They forgot the God who had saved them. How could they forget? How could we forget the God Became Man who has poured himself out upon the altar of the cross? The great irony of today’s psalm is that we forget his saving deeds, and we ask God to remember us out of the love he has for his people. We forget and God remembers. This forgetting isn’t about Alzheimer’s or a bad memory. This forgetting is about not considering his wonders. This forgetting is sin. Like our fathers we have committed offences against the LORD Our God. Like our fathers who made a calf in Horeb and adored a molten image, we too have turned our backs on the LORD Our Savior. We too have exchanged the glory of being made in the image and likeness of God for the image of a grass-eating bullock.
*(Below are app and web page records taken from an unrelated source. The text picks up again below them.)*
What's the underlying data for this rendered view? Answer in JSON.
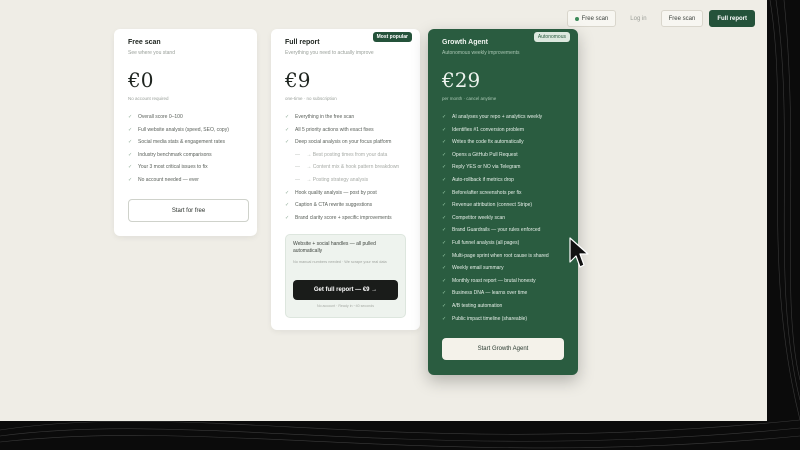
{
  "nav": {
    "free_scan_badge": "Free scan",
    "login": "Log in",
    "free_scan": "Free scan",
    "full_report": "Full report"
  },
  "plans": {
    "free": {
      "name": "Free scan",
      "tagline": "See where you stand",
      "price": "€0",
      "price_note": "No account required",
      "features": [
        "Overall score 0–100",
        "Full website analysis (speed, SEO, copy)",
        "Social media stats & engagement rates",
        "Industry benchmark comparisons",
        "Your 3 most critical issues to fix",
        "No account needed — ever"
      ],
      "button": "Start for free"
    },
    "full": {
      "name": "Full report",
      "tagline": "Everything you need to actually improve",
      "badge": "Most popular",
      "price": "€9",
      "price_note": "one-time · no subscription",
      "features": [
        "Everything in the free scan",
        "All 5 priority actions with exact fixes",
        "Deep social analysis on your focus platform"
      ],
      "sub_features": [
        "→ Best posting times from your data",
        "→ Content mix & hook pattern breakdown",
        "→ Posting strategy analysis"
      ],
      "features_more": [
        "Hook quality analysis — post by post",
        "Caption & CTA rewrite suggestions",
        "Brand clarity score + specific improvements"
      ],
      "cta_title": "Website + social handles — all pulled automatically",
      "cta_sub": "No manual numbers needed · We scrape your real data",
      "button": "Get full report — €9 →",
      "cta_foot": "No account · Ready in ~40 seconds"
    },
    "growth": {
      "name": "Growth Agent",
      "tagline": "Autonomous weekly improvements",
      "badge": "Autonomous",
      "price": "€29",
      "price_note": "per month · cancel anytime",
      "features": [
        "AI analyses your repo + analytics weekly",
        "Identifies #1 conversion problem",
        "Writes the code fix automatically",
        "Opens a GitHub Pull Request",
        "Reply YES or NO via Telegram",
        "Auto-rollback if metrics drop",
        "Before/after screenshots per fix",
        "Revenue attribution (connect Stripe)",
        "Competitor weekly scan",
        "Brand Guardrails — your rules enforced",
        "Full funnel analysis (all pages)",
        "Multi-page sprint when root cause is shared",
        "Weekly email summary",
        "Monthly roast report — brutal honesty",
        "Business DNA — learns over time",
        "A/B testing automation",
        "Public impact timeline (shareable)"
      ],
      "button": "Start Growth Agent"
    }
  },
  "colors": {
    "accent_green": "#2a5c40",
    "dark_button": "#1a1c1a",
    "page_bg": "#efede6"
  }
}
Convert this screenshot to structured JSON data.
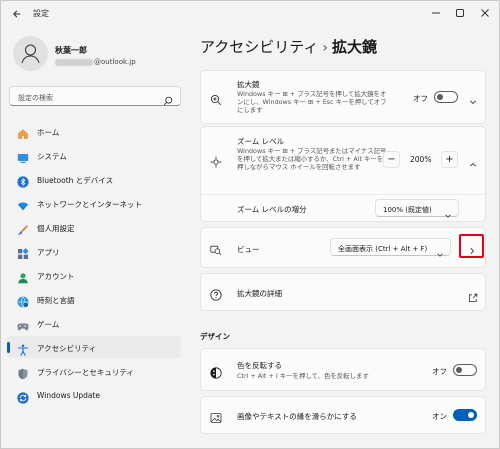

It is our human dignity that we offer up on the altars of our idolatry. Indeed, we become what we worship. The wondrous deeds of the LORD in the land of Ham are forgotten. The terrible things the LORD did at the Red Sea are not remembered. We even follow leaders like King Jeroboam who wanted to give away the priesthood and establish two other shrines for his people to worship. This will ensure the loyalty of the Israelites and the end of the centralized worship at Jerusalem. Even the disciples seem to have forgotten about the feeding of the five thousand. We, too, easily forget the great sign and wonder that the Eucharist is for us each day of our lives.

King Jeroboam reveals a certain kind of wisdom, or a least a cleverness, that enables him to make the separation of Judah and Israel long lasting. He is intelligent enough to realize that if the people continue to visit Jerusalem, their hearts will return to their master. Not only with the people continue to be faithful to the LORD God Almighty, they will also rise up against him and all who have joined him in the rebellion. King Jeroboam tried to bring religion closer to the people and to make it user-friendlier. Indeed, this has been the strategy of nearly every heresy throughout the history of the church. At first Father Arius tried to make Christ more accessible to the people by so emphasizing the humanity of Christ that he ended up denying the divinity of Christ. In his own day King Jeroboam imitated the religion of Jerusalem so that it would feel familiar and look right to the Israelites. This sin of the house of Jeroboam had consequences. He was cut off and destroyed from the earth. Our idolatry has consequences also. We will be ignored by history and forgotten by our descendants until some of them want to use religion for some self-serving advantage.

Saint Mark wants us to remember. Notice his introduction to this section, “there again was a great crowd without anything to eat.” This is déjà vu, all over again. Indeed, the whole situation seems all too familiar to the reader or listener. Again the Lord is moved with pity for the crowd—they are still lost, hungry, and without anything to eat. When the Lord Jesus asks the disciples their advice, he receives the same response as before. How can we possibility serve such a large crowd? It’s as if they weren’t even there at the feeding of the five thousand only a few chapters back. Again the menu is even the same, but this time they have seven loaves to work with. Again, the Lord Jesus summons us to remember his wonders and the marvelous things he has done for us again and again when we are in danger of collapsing. The Lord Jesus feeds us with his own body, blood, soul and divinity so that we might never choose to turn away from the dignity of our baptism. Indeed, we remember that without the Eucharist we would never survive. Indeed, we remember that with the Eucharist we not only survive this dangerous journey of faith, we also come to taste and see how good the Lord is. Even here and now we are already transformed by his compassion and become more and more fully human which is nothing less than sharing in the Divinity of the Son of Man, the Son of Mary.